Amid difficult economic conditions and ongoing supply chain setbacks, retail organizations are in a tough spot — and customer standards for engagement and experience with a retailer aren’t getting lower. Rising expectations and decreasing budgets are not-so-surprisingly honing the focus on a few factors: the role of omnichannel data, the potential for greater efficiency via AI, and delivering on delivery.
The goal, of course, is to keep customers not only satisfied but actually excited to shop with you — and enthusiastic about coming back. As a marketer, I’m inclined to think of the retail sales cycle as more like an infinity symbol than a funnel. Deliver products, services and experiences, that make consumers so happy with your brand that they leave a positive review, tell their friends, and come back to purchase again.
NRF 2024: Retail’s Big Show was a crazy boost of energy and inspiration with informative sessions, some amazing conversations with retail marketers and a taste of some exciting technology in the space. It also left me trying to put myself in the mind of the retail industry players and the questions that I think are top of mind for 2024.
As is true across any industry, the most important consideration of retail is the end user. What defines the experience your customer has with your brand online or in person? There are endless avenues for improving the customer experience, from customized video content across your website to help spark ideas for a full room design or an augmented reality interface to show your audience exactly what that shade of lipstick looks like on them. It could also be technology that goes unnoticed as it quietly makes their shopping experience easier, like the streamlining of data sharing with those on the floor with those in the backroom, providing everyone with a clear and real-time view of inventory.
From my point of view, it all comes down to data. And based on what I saw across the floor at NRF, it all comes down to omnichannel data and democratized access to that data. This requires retailers to pair up with technology partners who are continuously innovating to stay ahead of customer needs and constantly improving the interaction with your brand.
There is rarely a conference in any industry these days that doesn’t feature AI as the star. It is the hot topic for sessions, the newest offering in booths across technology companies, and the topic of many conversations.
There is no simple answer when it comes to the impact of AI on retail, but it clearly has a role to play for now. It could free up in-store employees with more time to interact with customers, or it could power a live chat tool on your website, helping to ensure the customer finds exactly what they need, when they need it. As is always the case with rapidly evolving technology, effective use of AI will require a baseline level of training and understanding for anyone in your organization who will interact with it.
One thing was evident — as powerful as AI might be, it can’t replace people. You will always need people within your organization who understand its use and can leverage it for your specific needs.
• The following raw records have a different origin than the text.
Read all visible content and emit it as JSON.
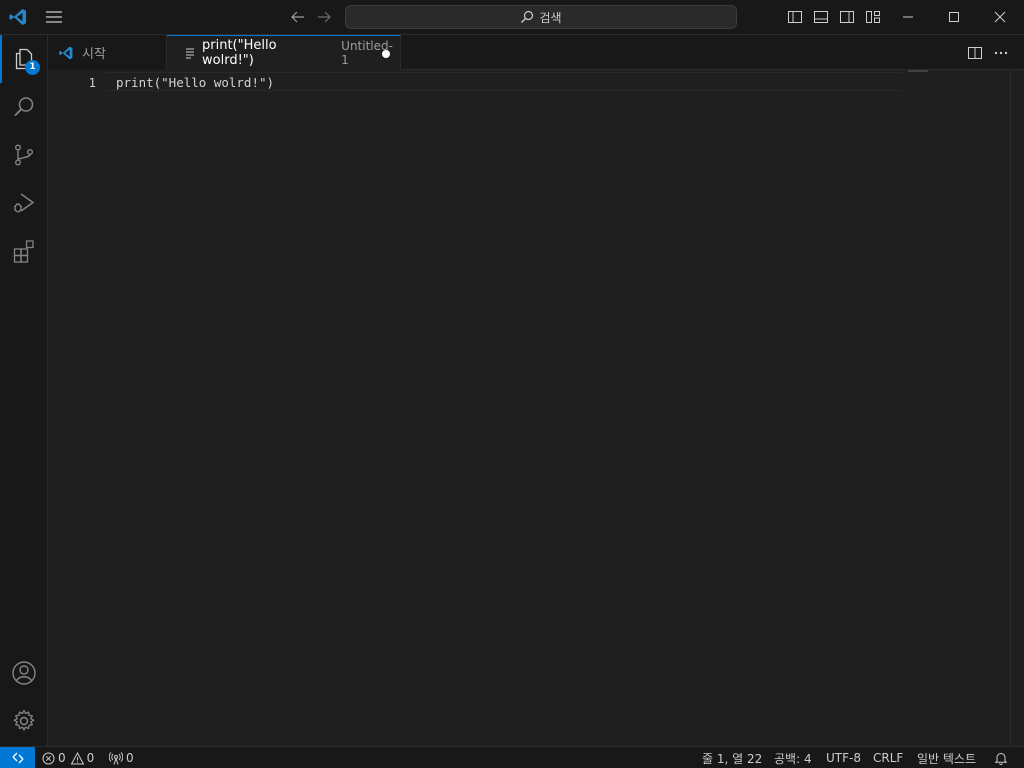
{
  "titlebar": {
    "search_placeholder": "검색"
  },
  "activitybar": {
    "explorer_badge": "1",
    "items": [
      "explorer",
      "search",
      "source-control",
      "run-and-debug",
      "extensions"
    ],
    "bottom_items": [
      "accounts",
      "manage"
    ]
  },
  "tabs": [
    {
      "label": "시작",
      "icon": "vscode-logo-icon"
    },
    {
      "label": "print(\"Hello wolrd!\")",
      "description": "Untitled-1",
      "icon": "text-file-icon",
      "dirty": true
    }
  ],
  "editor": {
    "lines": [
      {
        "number": "1",
        "text": "print(\"Hello wolrd!\")"
      }
    ]
  },
  "statusbar": {
    "errors": "0",
    "warnings": "0",
    "ports": "0",
    "cursor_position": "줄 1, 열 22",
    "indentation": "공백: 4",
    "encoding": "UTF-8",
    "eol": "CRLF",
    "language": "일반 텍스트"
  },
  "colors": {
    "accent": "#0078d4",
    "background": "#1f1f1f",
    "chrome": "#181818"
  }
}
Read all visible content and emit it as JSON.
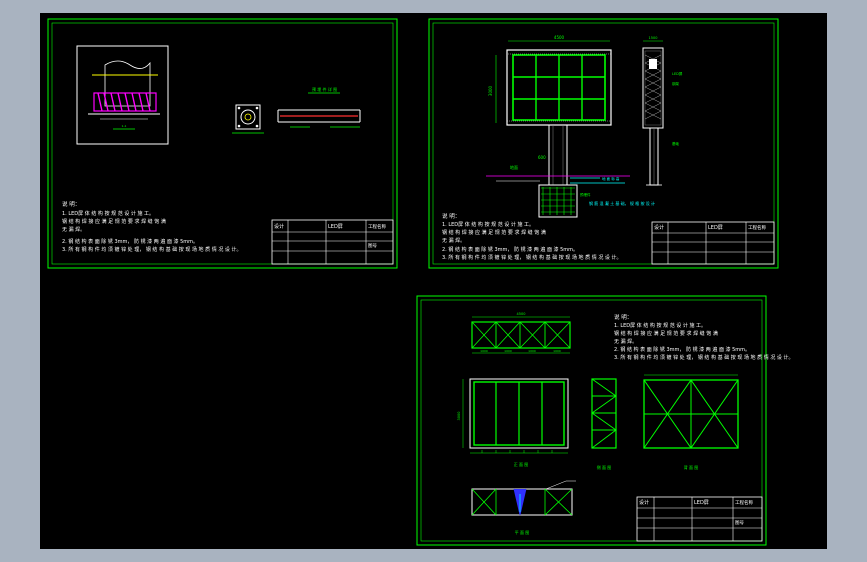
{
  "colors": {
    "frame": "#00ff00",
    "line_white": "#ffffff",
    "line_cyan": "#00ffff",
    "line_magenta": "#ff00ff",
    "line_red": "#ff3030",
    "line_yellow": "#ffff00",
    "line_blue": "#3030ff",
    "background": "#000000",
    "surround": "#a9b3c0"
  },
  "notes": {
    "heading": "说 明：",
    "line1": "1. LED屏   体   结   构   按   规   范   设   计   施   工。",
    "line2": "    钢   结   构   焊   接   应   满   足   规   范   要   求   焊   缝   饱   满",
    "line3": "    无   漏   焊。",
    "line4": "2. 钢   结   构   表   面   除   锈   3mm，   防   锈   漆   两   遍   面   漆   5mm。",
    "line5": "3. 所   有   钢   构   件   均   须   镀   锌   处   理，   钢   结   构   基   础   按   现   场   地   质   情   况   设   计。"
  },
  "title_block": {
    "label_a": "设计",
    "label_b": "LED屏",
    "label_c": "工程名称",
    "label_d": "图号"
  },
  "panel2": {
    "dim_width": "4500",
    "dim_height": "3000",
    "dim_pole": "600",
    "label_a": "LED屏",
    "label_b": "基础",
    "label_c": "地面",
    "label_d": "预埋件",
    "note_ground": "地 面 标 高",
    "note_base": "钢 筋 混 凝 土 基 础，  规 格  按 设 计"
  },
  "panel1": {
    "callout": "预 埋 件 详 图"
  },
  "panel3": {
    "dim_top": "4500",
    "dim_side": "3000",
    "seg": "1000",
    "caption_front": "正 面 图",
    "caption_side": "侧 面 图",
    "caption_back": "背 面 图",
    "caption_plan": "平 面 图"
  }
}
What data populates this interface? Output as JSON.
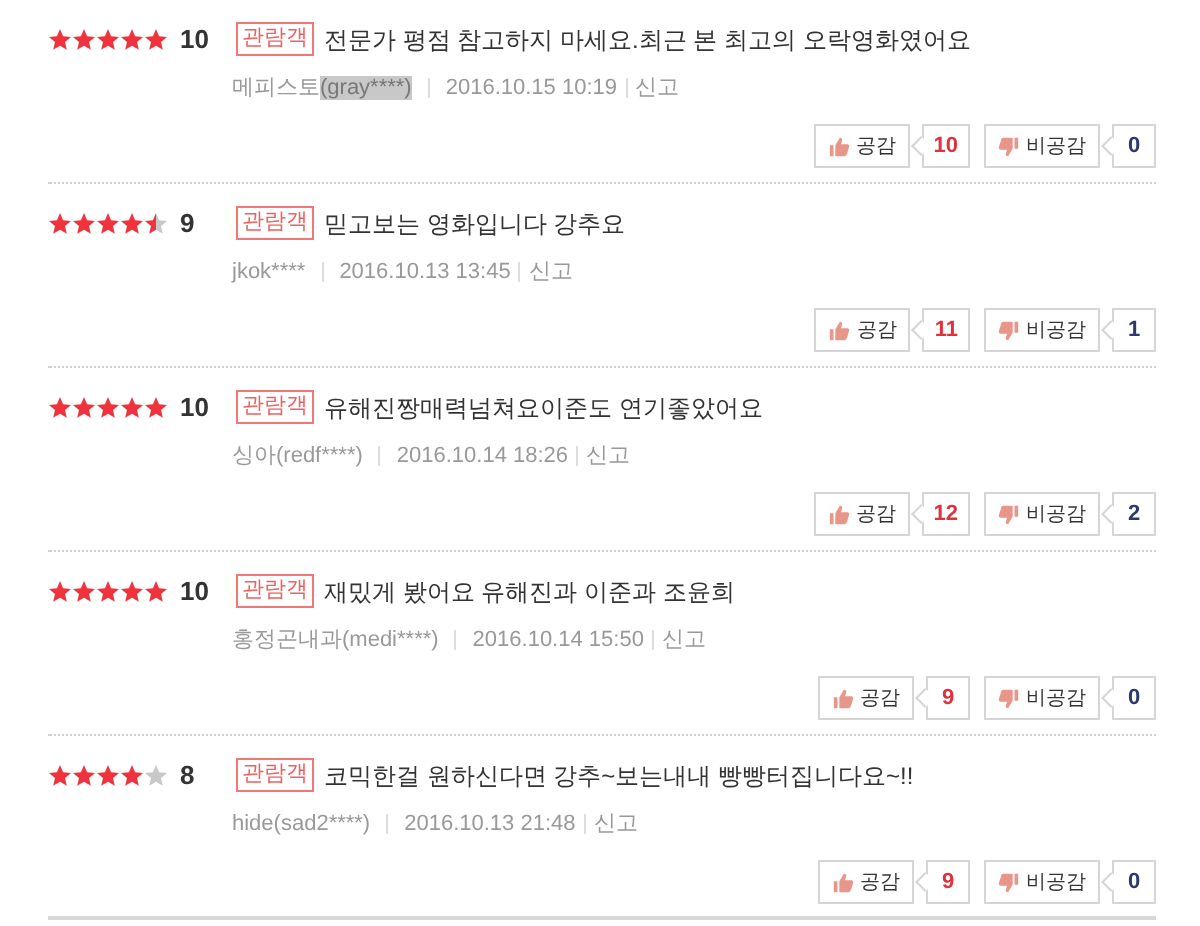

When it comes to getting what you want from a retailer, timing is second only to quality. The customer experience doesn’t end with purchase and retailers are scrambling to recreate an Amazon-level experience for delivery.
For some retailers, this means more options and personalization for the timing and location of delivery, aiming to avoid issues like porch pirates. For larger retail companies, it might mean improving their supply chain logistics or partnering with an organization that can help them streamline this experience and ensure it aligns with their level of customer service and customization.
The flipside of delivery is returns — that process needs to be just as seamless. Bonus points if you are partnered with an organization that can also resell, when possible, leaving minimum impact on your bottom line. Anyone else notice those self-service kiosks at your local UPS store for Amazon returns?
Knowledge is only as good as what you do with it, and it’s our job as integrated marketing and PR experts to stay ahead of how these changes in the industry will impact the work our clients do.
When I consider the trends above, there are very clear parallels to the guidance I would give to those in the B2B retail space.
Need a hand tackling challenges for B2B retail brands? Get in touch.